Sweet Bowen Lee

"Never in a million years'' were the words that the neurologist used when he met with us yesterday to give us the results from Bowen's MRI. As most of you know she had an MRI Saturday and we so appreciate all the texts we have received checking on us. Sorry we have not written back yet as we were still processing everything. Long story short, the neurologist has diagnosed our sweet Bowen with ''Hemimegalencephaly" (I still can't pronounce it either so let's just say HME for short). Now try to stay off Google....here is the rundown:

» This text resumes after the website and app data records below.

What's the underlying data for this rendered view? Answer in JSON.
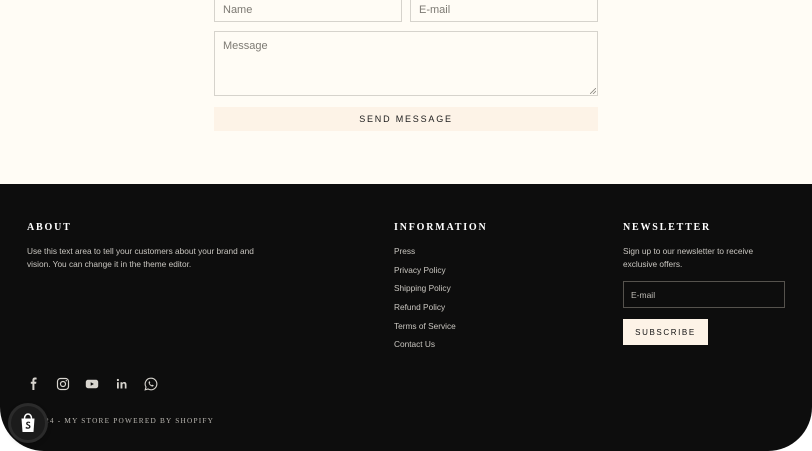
{
  "contact_form": {
    "name_placeholder": "Name",
    "email_placeholder": "E-mail",
    "message_placeholder": "Message",
    "send_label": "SEND MESSAGE"
  },
  "footer": {
    "about": {
      "title": "ABOUT",
      "text": "Use this text area to tell your customers about your brand and vision. You can change it in the theme editor."
    },
    "information": {
      "title": "INFORMATION",
      "links": [
        "Press",
        "Privacy Policy",
        "Shipping Policy",
        "Refund Policy",
        "Terms of Service",
        "Contact Us"
      ]
    },
    "newsletter": {
      "title": "NEWSLETTER",
      "text": "Sign up to our newsletter to receive exclusive offers.",
      "email_placeholder": "E-mail",
      "subscribe_label": "SUBSCRIBE"
    },
    "social_icons": [
      "facebook-icon",
      "instagram-icon",
      "youtube-icon",
      "linkedin-icon",
      "whatsapp-icon"
    ],
    "copyright": "24 - MY STORE POWERED BY SHOPIFY"
  },
  "colors": {
    "form_background": "#fffcf5",
    "footer_background": "#0d0d0d",
    "button_background": "#fdf3e7",
    "footer_text": "#c9c6c0"
  }
}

  • It is a rare (really really rare) neurological condition/brain disorder. Her neurologist has been practicing for 30 plus years and has only seen 3 prior cases.
  • One half of the brain (the right hemisphere in Bowen’s case) is abnormally large (i.e. developmentally different).
  • This was NOT something anyone did (believe me I asked..did I eat something wrong? Do the wrong things?). She had this before she was born-- it's a chromosomal defect that occurs developmentally in the womb.
  • One of the concerns with HME is that the abnormally large hemisphere of the brain does not allow for the normal hemisphere of the brain to properly grow and develop.
  • Another concern with HME is the side effect of seizures.
  • The primary concern with seizures is if the severity of the seizure cuts off oxygen to the brain.  HME should be the explanation of Bowen’s developmental delays to date.  We have seen steps in the right direction thanks to therapy.  The concern is moving backwards (i.e. learning and developmental impacts) resulting from seizures.  Fevers lower the threshold for seizures stemming from HME.
  • Anti-epileptic drugs do exist, although there are side effects and they do not work all of the time for all HME patients.
  • Brain surgery in the form of a hemispherectomy exists in which the abnormally large hemisphere is disconnected and removed with the hopes that the normal hemisphere compensates for the lack of the other hemisphere (the technical term for this is “plasticity”).

So what's next? Her neurologist has referred her to a seizure specialist as well as a geneticist to sort of connect all the dots and figure out the best plan of action. The hard part is trying to get everyone to answer my phone calls :) 
The fact that Bowen has only had one seizure and doesn't seem like the ''typical'' fit for HME is so encouraging for us and we know if anyone can progress and prove doctors wrong it's her! One really important to thing us is that we cannot allow the label to define her. She is just Bowen. 
We will continue to keep you updated of course and we are always an open book for any questions you have. 
Love,
Brett & Ryann